The coronavirus has claimed another retail victim: this time, it’s Ascena Retail Group, which filed a voluntary Chapter 11 petition Thursday.
The company said the pandemic has “disrupted meaningful progress” to optimize its balance sheet and accelerated the need for a proactive step to protect the business. The filing wasn’t unexpected, though there was speculation surrounding it for the last two months, and credit analysts raised questions of possible refinancing risks back in March.
As part of the filing, made in a bankruptcy court in Richmond, Virginia, Ascena has secured $150 million in new money as part of its debtor-in-possession financing facility. The new money, plus cash on hand and cash flow from ongoing operations, should suffice for its operational and restructuring needs, Ascena said. The company has also secured what it calls a restructuring support agreement, or RSA, with the approval of over 68 percent of its secured term lenders. The agreement essentially restructures the company’s debt and lowers the total by $1 billion.
“The RSA formalizes our lenders’ overwhelming support for a comprehensive plan to deleverage our balance sheet, right-size our operations and inject new capital into the business,” Ascena’s interim executive chair Carrie Teffner said. “We expect to move through this process on an expedited timeframe as our talented leadership team, established over the last year, stays focused on generating profitable growth and driving value for customers and stakeholders.”
Ascena will close additional stores as part of the restructuring, as well as shut its Catherines plus-size operation. The company has entered into an agreement with City Chic Collective Limited to sell the Catherines intellectual property assets and transition the operation to an e-commerce business, subject to higher offers in a bankruptcy court auction. Ascena didn’t state how many more stores it will close for its remaining retail nameplates, though it did say the store closings will include a “significant number of Justice stores and a select number of Ann Taylor, Loft, Lane Bryant and Lou & Grey stores.” The company also said it will exit its stores across the brands in Canada, Puerto Rico and Mexico. Previous speculation is that a total of 1,200 doors will be closed.
“Ann Taylor, LOFT, Lane Bryant, Justice and Lou & Grey have incredibly loyal customers who are at the center of everything we do. These iconic brands have significant long-term potential and we continue to deliver on their mission to provide all women and girls with fashion and inspiration to live confidently every day,” CEO Gary Muto said. “This comprehensive restructuring, as well as the actions we are taking to optimize our brand portfolio and store fleet, mark a new start for our company and will allow us to expand our customer-focused strategies across her mobile, online, and store experiences.”
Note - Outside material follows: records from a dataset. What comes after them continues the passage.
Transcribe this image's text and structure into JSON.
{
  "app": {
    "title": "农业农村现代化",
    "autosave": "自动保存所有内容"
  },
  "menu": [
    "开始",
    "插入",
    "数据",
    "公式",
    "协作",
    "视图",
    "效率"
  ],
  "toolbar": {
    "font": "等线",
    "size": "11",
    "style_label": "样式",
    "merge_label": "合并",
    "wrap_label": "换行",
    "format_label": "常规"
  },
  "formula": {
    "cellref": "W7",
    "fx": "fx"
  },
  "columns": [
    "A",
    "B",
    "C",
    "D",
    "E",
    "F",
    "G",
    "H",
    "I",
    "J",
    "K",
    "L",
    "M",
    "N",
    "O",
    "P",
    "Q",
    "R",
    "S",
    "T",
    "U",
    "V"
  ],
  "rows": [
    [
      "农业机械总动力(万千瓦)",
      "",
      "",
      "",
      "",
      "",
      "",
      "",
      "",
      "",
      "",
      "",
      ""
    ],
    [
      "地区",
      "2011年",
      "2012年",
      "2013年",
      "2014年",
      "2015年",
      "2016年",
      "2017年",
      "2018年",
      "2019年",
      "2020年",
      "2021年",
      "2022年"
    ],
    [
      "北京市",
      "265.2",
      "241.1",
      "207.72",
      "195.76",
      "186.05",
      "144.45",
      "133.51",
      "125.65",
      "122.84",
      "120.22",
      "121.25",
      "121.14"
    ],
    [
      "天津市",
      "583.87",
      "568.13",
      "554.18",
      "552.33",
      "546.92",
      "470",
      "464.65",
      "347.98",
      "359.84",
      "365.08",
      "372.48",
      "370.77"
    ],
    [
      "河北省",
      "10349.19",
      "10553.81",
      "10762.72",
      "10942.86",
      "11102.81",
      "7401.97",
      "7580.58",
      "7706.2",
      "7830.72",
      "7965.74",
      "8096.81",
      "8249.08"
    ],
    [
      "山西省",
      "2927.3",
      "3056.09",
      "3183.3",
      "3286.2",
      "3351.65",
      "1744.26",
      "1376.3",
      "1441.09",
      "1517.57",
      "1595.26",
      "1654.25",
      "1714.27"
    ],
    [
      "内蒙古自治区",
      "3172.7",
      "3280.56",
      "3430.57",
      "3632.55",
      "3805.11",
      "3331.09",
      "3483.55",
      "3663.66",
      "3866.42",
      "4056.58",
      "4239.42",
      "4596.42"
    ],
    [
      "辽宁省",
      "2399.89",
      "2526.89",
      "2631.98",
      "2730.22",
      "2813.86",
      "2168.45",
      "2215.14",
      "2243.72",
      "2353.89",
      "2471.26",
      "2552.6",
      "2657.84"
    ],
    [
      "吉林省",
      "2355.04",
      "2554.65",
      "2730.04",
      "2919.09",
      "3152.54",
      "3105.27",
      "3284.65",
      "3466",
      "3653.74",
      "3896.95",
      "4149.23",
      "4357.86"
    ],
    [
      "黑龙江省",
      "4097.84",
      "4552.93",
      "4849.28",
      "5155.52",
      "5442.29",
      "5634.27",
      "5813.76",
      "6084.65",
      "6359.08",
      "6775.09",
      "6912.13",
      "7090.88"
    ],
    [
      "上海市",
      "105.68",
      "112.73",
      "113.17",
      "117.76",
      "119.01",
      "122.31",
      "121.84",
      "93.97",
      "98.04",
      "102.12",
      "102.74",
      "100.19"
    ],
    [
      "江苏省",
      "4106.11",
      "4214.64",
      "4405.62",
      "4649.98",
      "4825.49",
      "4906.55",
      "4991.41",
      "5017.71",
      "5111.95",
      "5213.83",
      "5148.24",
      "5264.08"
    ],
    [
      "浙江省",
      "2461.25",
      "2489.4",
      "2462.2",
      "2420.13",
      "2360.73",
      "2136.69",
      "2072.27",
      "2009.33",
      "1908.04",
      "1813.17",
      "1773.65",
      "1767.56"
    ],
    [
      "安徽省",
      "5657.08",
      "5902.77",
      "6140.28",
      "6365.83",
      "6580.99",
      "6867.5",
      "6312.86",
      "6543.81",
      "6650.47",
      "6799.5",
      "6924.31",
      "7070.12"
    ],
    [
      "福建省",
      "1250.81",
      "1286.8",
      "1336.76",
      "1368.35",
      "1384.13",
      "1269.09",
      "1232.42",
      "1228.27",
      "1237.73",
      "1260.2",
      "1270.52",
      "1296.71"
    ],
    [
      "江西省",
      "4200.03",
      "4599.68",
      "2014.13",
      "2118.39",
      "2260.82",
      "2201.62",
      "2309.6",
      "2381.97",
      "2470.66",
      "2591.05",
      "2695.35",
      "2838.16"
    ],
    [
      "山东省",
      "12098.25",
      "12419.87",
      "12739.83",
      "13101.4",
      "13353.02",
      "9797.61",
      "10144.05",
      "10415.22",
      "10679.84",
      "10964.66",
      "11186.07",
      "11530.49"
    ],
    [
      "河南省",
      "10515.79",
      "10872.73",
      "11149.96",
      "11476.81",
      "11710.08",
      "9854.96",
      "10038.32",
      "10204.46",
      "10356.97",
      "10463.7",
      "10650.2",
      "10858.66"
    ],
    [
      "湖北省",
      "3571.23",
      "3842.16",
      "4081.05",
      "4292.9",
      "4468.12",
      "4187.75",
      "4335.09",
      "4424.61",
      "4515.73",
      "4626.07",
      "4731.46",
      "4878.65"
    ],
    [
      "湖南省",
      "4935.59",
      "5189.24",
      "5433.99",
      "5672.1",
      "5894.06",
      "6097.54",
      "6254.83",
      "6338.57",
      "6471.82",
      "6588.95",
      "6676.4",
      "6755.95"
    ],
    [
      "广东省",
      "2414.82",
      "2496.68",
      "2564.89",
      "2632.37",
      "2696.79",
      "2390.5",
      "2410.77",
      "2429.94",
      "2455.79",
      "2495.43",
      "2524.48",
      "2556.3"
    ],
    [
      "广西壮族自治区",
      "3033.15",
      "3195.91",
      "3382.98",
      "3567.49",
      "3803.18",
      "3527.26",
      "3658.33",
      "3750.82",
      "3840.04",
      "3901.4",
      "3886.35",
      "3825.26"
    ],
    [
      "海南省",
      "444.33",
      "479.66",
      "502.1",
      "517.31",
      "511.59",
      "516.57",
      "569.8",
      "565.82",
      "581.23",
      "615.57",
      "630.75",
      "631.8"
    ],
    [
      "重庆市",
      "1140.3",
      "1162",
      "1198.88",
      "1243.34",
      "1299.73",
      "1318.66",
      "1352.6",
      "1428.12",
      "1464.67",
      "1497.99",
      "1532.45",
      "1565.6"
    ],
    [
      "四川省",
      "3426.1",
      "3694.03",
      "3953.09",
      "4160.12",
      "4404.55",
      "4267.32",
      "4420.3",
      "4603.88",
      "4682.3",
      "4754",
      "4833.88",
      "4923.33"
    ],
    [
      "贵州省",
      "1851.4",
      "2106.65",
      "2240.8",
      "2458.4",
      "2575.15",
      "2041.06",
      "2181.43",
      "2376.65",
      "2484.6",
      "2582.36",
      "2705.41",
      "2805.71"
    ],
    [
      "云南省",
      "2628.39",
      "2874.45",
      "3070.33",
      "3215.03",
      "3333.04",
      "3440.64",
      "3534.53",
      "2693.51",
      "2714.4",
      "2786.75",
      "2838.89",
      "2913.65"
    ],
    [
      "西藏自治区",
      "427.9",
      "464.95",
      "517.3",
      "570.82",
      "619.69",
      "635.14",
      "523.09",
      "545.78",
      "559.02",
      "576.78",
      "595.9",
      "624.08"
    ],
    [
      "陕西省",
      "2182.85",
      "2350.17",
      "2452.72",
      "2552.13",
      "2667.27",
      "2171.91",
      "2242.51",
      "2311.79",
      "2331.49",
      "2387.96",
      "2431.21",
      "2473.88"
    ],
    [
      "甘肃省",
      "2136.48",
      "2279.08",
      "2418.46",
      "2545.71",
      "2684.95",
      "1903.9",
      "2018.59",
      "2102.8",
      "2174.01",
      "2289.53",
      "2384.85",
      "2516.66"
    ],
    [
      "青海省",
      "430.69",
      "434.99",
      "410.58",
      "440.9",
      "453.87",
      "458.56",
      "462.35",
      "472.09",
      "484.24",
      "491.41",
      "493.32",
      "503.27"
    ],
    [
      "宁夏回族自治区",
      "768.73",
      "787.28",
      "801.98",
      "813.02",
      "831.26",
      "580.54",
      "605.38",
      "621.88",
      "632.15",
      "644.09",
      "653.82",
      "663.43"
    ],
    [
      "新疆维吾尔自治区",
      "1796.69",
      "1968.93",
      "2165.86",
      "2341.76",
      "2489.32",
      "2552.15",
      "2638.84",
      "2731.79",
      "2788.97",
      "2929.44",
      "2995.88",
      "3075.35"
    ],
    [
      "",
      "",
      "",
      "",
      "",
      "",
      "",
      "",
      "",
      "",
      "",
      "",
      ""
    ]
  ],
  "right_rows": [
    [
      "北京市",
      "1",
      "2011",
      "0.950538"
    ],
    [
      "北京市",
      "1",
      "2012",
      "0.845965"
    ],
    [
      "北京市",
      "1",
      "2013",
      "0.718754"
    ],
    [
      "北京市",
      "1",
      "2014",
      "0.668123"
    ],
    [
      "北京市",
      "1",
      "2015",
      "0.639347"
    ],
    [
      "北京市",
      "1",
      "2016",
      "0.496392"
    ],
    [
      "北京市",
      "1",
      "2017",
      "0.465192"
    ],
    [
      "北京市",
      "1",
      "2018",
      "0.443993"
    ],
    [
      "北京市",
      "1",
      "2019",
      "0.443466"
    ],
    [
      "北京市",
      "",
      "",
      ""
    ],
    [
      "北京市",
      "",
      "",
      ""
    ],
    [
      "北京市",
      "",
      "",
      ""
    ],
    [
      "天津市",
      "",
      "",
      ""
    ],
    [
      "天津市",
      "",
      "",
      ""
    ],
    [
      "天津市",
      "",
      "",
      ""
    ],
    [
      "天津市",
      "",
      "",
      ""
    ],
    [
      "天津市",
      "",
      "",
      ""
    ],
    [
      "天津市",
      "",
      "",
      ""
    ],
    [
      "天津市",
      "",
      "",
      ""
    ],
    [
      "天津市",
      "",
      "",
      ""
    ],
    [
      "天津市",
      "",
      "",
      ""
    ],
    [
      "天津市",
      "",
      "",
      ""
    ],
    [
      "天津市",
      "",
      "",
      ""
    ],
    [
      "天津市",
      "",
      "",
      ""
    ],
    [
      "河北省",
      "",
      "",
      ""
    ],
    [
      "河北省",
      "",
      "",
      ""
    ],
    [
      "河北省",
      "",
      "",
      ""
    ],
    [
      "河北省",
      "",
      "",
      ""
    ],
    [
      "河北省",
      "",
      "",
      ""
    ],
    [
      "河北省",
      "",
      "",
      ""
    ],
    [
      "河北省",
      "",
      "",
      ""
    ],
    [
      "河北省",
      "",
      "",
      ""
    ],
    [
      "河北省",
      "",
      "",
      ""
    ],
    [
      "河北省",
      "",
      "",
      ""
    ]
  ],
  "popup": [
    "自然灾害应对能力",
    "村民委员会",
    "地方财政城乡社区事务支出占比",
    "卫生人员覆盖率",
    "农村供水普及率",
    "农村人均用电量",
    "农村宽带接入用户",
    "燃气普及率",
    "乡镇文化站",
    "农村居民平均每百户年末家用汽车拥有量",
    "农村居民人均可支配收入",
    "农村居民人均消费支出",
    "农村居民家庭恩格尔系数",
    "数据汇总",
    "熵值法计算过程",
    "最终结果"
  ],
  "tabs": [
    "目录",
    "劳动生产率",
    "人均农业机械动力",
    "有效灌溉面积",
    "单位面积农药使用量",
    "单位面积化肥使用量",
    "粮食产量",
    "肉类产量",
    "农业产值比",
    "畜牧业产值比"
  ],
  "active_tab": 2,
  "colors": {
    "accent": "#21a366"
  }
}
He added, “We have a clear vision for our future and we will continue delivering meaningful experiences for our customers each and every day. We look forward to our continued partnerships with our valued vendors, landlords and other stakeholders as we emerge from Chapter 11, and this pandemic, as a stronger company.”